*** Task input Section Begins ***

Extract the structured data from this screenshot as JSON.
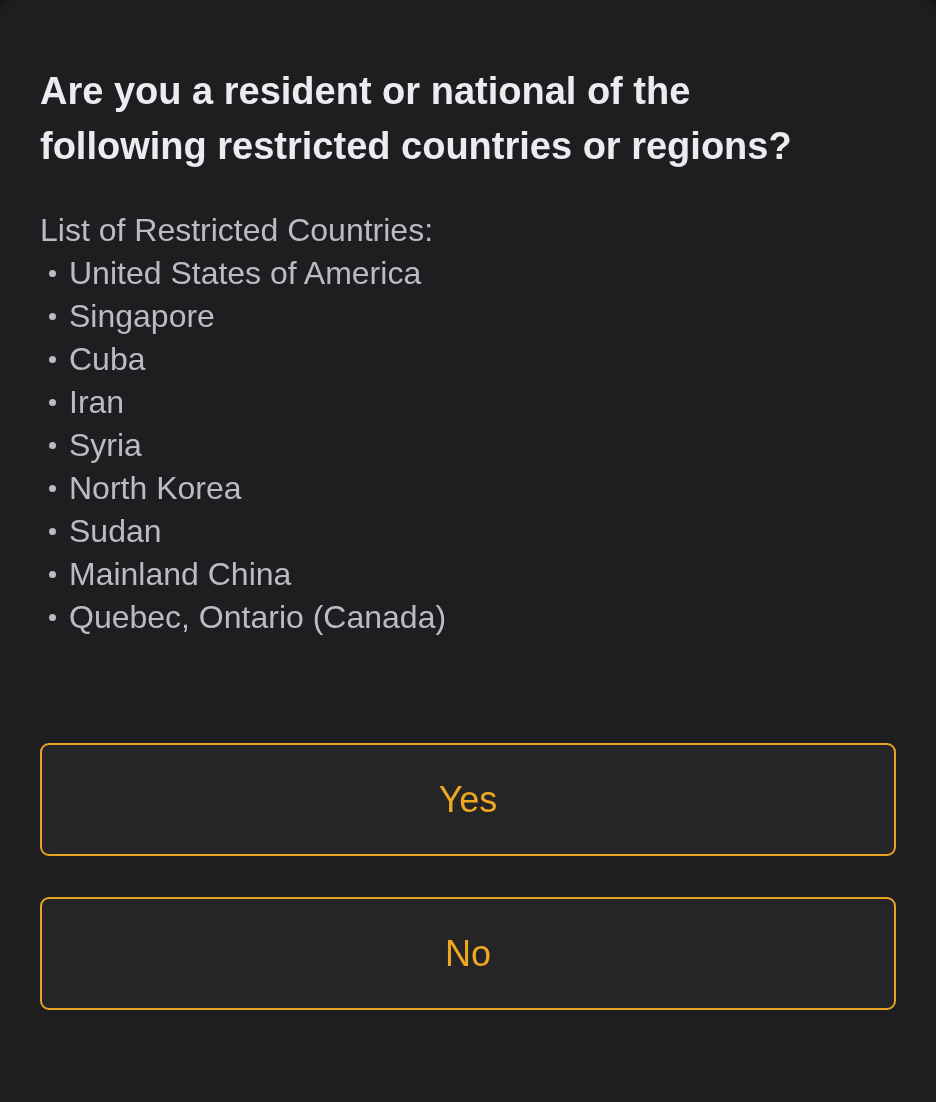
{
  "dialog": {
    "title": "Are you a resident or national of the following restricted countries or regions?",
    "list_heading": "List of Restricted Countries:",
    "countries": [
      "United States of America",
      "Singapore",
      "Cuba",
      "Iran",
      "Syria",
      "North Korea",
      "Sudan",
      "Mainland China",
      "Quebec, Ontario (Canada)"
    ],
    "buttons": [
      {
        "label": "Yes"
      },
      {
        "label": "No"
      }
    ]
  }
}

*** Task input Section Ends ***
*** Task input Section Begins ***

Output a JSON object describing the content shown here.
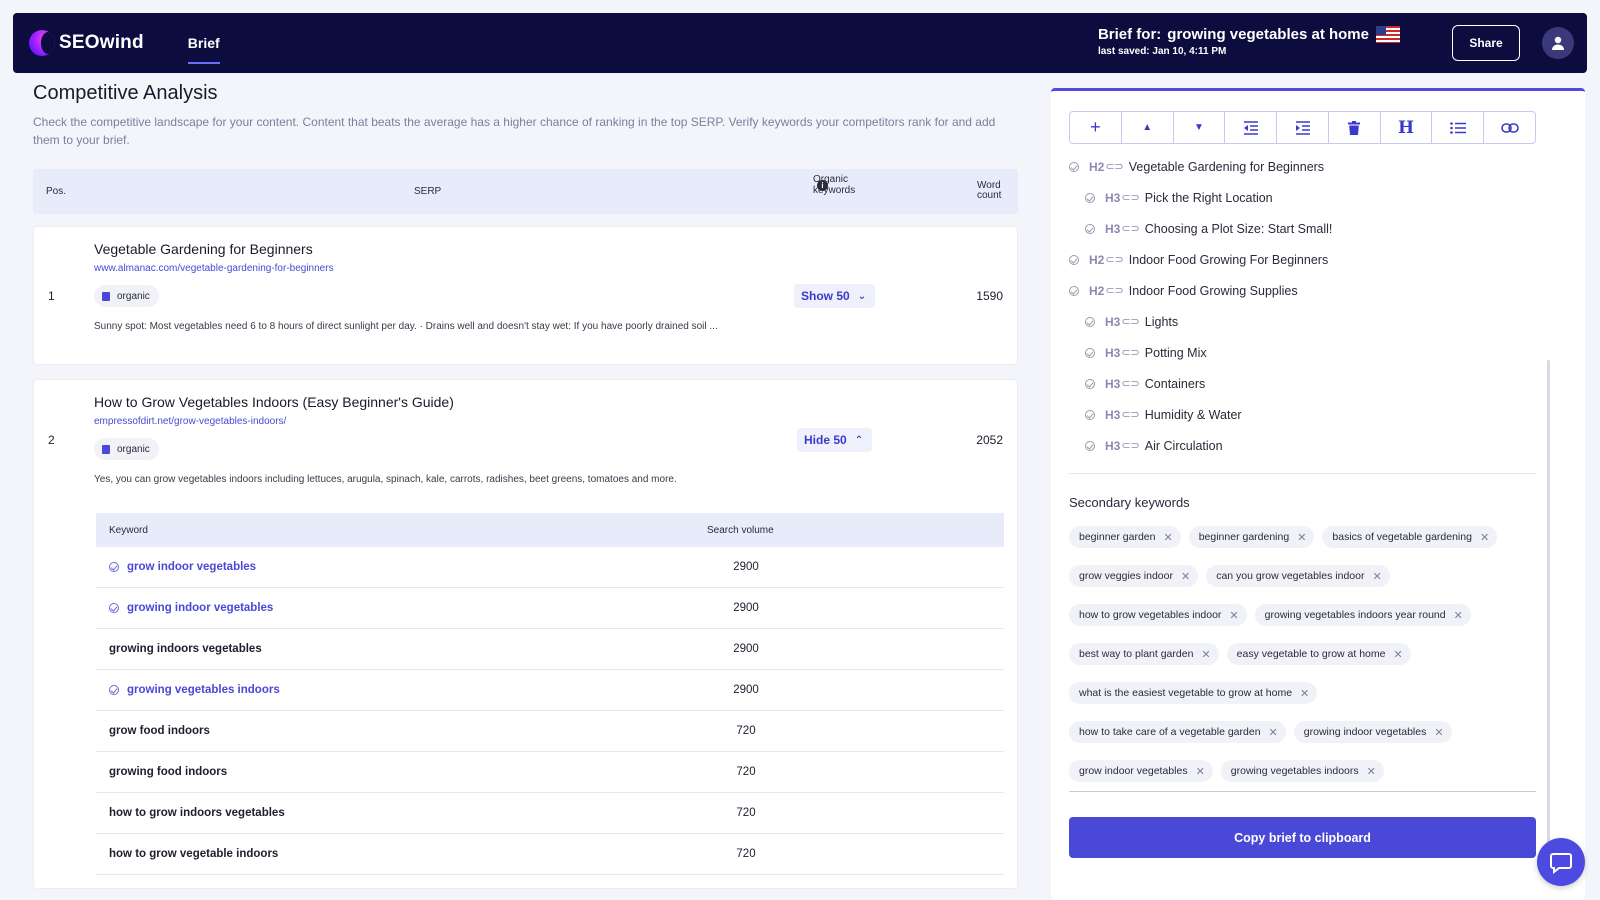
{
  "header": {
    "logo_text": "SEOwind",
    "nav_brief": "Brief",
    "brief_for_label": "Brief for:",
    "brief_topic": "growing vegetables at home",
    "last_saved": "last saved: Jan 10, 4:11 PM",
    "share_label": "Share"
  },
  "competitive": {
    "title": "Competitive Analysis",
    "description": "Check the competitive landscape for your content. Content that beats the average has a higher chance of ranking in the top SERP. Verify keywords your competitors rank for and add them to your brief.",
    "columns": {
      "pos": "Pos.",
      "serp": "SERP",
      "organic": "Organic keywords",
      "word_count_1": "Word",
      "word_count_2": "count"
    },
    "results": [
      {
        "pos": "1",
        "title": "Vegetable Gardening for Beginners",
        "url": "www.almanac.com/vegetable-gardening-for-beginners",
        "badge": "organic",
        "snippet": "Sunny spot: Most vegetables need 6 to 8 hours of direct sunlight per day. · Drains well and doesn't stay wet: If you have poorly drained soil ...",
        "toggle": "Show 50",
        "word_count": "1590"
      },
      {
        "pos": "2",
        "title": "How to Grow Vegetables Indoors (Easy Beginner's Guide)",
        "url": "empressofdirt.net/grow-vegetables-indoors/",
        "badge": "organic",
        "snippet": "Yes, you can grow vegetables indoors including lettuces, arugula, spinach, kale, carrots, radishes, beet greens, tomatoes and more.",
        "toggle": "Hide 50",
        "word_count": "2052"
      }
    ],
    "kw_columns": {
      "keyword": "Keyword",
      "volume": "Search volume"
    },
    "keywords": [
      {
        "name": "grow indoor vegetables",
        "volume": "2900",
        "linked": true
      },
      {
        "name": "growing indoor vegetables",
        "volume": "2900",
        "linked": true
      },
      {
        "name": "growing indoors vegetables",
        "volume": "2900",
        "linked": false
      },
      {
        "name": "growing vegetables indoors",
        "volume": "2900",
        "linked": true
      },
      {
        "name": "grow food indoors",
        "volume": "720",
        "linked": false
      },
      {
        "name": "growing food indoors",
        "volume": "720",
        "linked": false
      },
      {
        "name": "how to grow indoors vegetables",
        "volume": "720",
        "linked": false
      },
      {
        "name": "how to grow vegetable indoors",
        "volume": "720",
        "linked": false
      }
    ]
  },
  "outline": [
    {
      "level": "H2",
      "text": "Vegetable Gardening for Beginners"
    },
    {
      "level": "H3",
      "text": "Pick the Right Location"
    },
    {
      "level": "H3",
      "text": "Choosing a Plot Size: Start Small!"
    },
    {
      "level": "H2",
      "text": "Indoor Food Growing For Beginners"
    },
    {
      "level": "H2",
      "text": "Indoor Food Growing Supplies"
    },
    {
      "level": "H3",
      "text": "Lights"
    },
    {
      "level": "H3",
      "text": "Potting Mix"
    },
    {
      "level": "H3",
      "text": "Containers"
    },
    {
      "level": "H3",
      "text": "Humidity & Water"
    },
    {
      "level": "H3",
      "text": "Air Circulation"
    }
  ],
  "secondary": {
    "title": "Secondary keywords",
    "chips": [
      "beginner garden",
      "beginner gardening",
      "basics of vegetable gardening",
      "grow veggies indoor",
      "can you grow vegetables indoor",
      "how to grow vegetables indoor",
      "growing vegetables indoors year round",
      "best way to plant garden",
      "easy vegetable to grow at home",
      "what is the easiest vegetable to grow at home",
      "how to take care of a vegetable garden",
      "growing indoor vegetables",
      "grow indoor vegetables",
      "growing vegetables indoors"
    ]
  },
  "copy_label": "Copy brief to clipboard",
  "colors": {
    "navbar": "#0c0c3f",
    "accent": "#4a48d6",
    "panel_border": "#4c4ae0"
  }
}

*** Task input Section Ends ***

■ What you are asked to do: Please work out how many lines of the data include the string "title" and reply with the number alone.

■ Answer for the task: 5